# Exercise prompt
Without changing a single word, set down all of the records.

# Entries shown
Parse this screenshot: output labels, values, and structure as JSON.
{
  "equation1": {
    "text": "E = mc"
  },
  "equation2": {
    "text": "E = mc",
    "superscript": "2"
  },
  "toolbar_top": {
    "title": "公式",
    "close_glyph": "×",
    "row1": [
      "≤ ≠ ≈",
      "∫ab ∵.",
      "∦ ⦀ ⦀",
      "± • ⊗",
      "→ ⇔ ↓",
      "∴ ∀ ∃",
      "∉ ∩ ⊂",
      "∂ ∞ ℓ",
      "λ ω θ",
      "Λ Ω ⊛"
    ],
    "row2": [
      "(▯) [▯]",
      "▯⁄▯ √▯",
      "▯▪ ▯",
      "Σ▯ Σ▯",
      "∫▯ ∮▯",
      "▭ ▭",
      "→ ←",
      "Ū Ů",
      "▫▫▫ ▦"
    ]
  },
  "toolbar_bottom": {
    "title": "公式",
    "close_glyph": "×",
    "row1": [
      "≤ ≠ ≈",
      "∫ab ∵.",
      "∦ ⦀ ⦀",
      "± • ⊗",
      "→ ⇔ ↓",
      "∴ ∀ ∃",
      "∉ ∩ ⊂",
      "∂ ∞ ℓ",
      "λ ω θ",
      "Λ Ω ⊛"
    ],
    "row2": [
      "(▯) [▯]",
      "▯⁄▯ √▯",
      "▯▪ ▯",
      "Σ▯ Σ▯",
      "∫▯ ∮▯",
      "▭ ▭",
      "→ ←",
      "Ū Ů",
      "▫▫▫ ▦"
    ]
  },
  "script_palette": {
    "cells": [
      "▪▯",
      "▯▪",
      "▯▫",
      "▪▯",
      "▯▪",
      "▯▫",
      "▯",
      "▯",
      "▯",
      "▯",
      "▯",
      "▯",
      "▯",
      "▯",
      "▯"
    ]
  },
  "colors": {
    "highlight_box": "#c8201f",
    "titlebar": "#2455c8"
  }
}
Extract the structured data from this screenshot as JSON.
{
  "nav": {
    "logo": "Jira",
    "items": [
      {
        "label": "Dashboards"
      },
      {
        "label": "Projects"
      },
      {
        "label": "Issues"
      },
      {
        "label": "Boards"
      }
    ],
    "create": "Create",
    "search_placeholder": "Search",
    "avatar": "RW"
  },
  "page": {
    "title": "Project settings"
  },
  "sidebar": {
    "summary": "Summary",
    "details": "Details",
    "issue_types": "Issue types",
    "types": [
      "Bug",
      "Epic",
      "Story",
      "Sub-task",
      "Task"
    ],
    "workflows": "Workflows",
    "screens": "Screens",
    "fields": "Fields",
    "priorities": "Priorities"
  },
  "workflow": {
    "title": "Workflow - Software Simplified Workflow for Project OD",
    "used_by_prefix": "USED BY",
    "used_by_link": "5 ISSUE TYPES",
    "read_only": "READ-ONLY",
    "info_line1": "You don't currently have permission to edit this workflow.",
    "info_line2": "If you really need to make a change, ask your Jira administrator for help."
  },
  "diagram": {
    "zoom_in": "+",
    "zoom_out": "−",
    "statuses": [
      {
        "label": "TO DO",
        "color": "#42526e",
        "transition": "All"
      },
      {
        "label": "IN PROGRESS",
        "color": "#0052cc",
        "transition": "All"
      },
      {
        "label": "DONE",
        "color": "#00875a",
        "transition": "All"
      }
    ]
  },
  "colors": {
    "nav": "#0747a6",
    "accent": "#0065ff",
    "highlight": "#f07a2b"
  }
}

# Result of this exercise
Parse this screenshot: output labels, values, and structure as JSON.
{
  "equation1": {
    "text": "E = mc"
  },
  "equation2": {
    "text": "E = mc",
    "superscript": "2"
  },
  "toolbar_top": {
    "title": "公式",
    "close_glyph": "×",
    "row1": [
      "≤ ≠ ≈",
      "∫ab ∵.",
      "∦ ⦀ ⦀",
      "± • ⊗",
      "→ ⇔ ↓",
      "∴ ∀ ∃",
      "∉ ∩ ⊂",
      "∂ ∞ ℓ",
      "λ ω θ",
      "Λ Ω ⊛"
    ],
    "row2": [
      "(▯) [▯]",
      "▯⁄▯ √▯",
      "▯▪ ▯",
      "Σ▯ Σ▯",
      "∫▯ ∮▯",
      "▭ ▭",
      "→ ←",
      "Ū Ů",
      "▫▫▫ ▦"
    ]
  },
  "toolbar_bottom": {
    "title": "公式",
    "close_glyph": "×",
    "row1": [
      "≤ ≠ ≈",
      "∫ab ∵.",
      "∦ ⦀ ⦀",
      "± • ⊗",
      "→ ⇔ ↓",
      "∴ ∀ ∃",
      "∉ ∩ ⊂",
      "∂ ∞ ℓ",
      "λ ω θ",
      "Λ Ω ⊛"
    ],
    "row2": [
      "(▯) [▯]",
      "▯⁄▯ √▯",
      "▯▪ ▯",
      "Σ▯ Σ▯",
      "∫▯ ∮▯",
      "▭ ▭",
      "→ ←",
      "Ū Ů",
      "▫▫▫ ▦"
    ]
  },
  "script_palette": {
    "cells": [
      "▪▯",
      "▯▪",
      "▯▫",
      "▪▯",
      "▯▪",
      "▯▫",
      "▯",
      "▯",
      "▯",
      "▯",
      "▯",
      "▯",
      "▯",
      "▯",
      "▯"
    ]
  },
  "colors": {
    "highlight_box": "#c8201f",
    "titlebar": "#2455c8"
  }
}
Extract the structured data from this screenshot as JSON.
{
  "nav": {
    "logo": "Jira",
    "items": [
      {
        "label": "Dashboards"
      },
      {
        "label": "Projects"
      },
      {
        "label": "Issues"
      },
      {
        "label": "Boards"
      }
    ],
    "create": "Create",
    "search_placeholder": "Search",
    "avatar": "RW"
  },
  "page": {
    "title": "Project settings"
  },
  "sidebar": {
    "summary": "Summary",
    "details": "Details",
    "issue_types": "Issue types",
    "types": [
      "Bug",
      "Epic",
      "Story",
      "Sub-task",
      "Task"
    ],
    "workflows": "Workflows",
    "screens": "Screens",
    "fields": "Fields",
    "priorities": "Priorities"
  },
  "workflow": {
    "title": "Workflow - Software Simplified Workflow for Project OD",
    "used_by_prefix": "USED BY",
    "used_by_link": "5 ISSUE TYPES",
    "read_only": "READ-ONLY",
    "info_line1": "You don't currently have permission to edit this workflow.",
    "info_line2": "If you really need to make a change, ask your Jira administrator for help."
  },
  "diagram": {
    "zoom_in": "+",
    "zoom_out": "−",
    "statuses": [
      {
        "label": "TO DO",
        "color": "#42526e",
        "transition": "All"
      },
      {
        "label": "IN PROGRESS",
        "color": "#0052cc",
        "transition": "All"
      },
      {
        "label": "DONE",
        "color": "#00875a",
        "transition": "All"
      }
    ]
  },
  "colors": {
    "nav": "#0747a6",
    "accent": "#0065ff",
    "highlight": "#f07a2b"
  }
}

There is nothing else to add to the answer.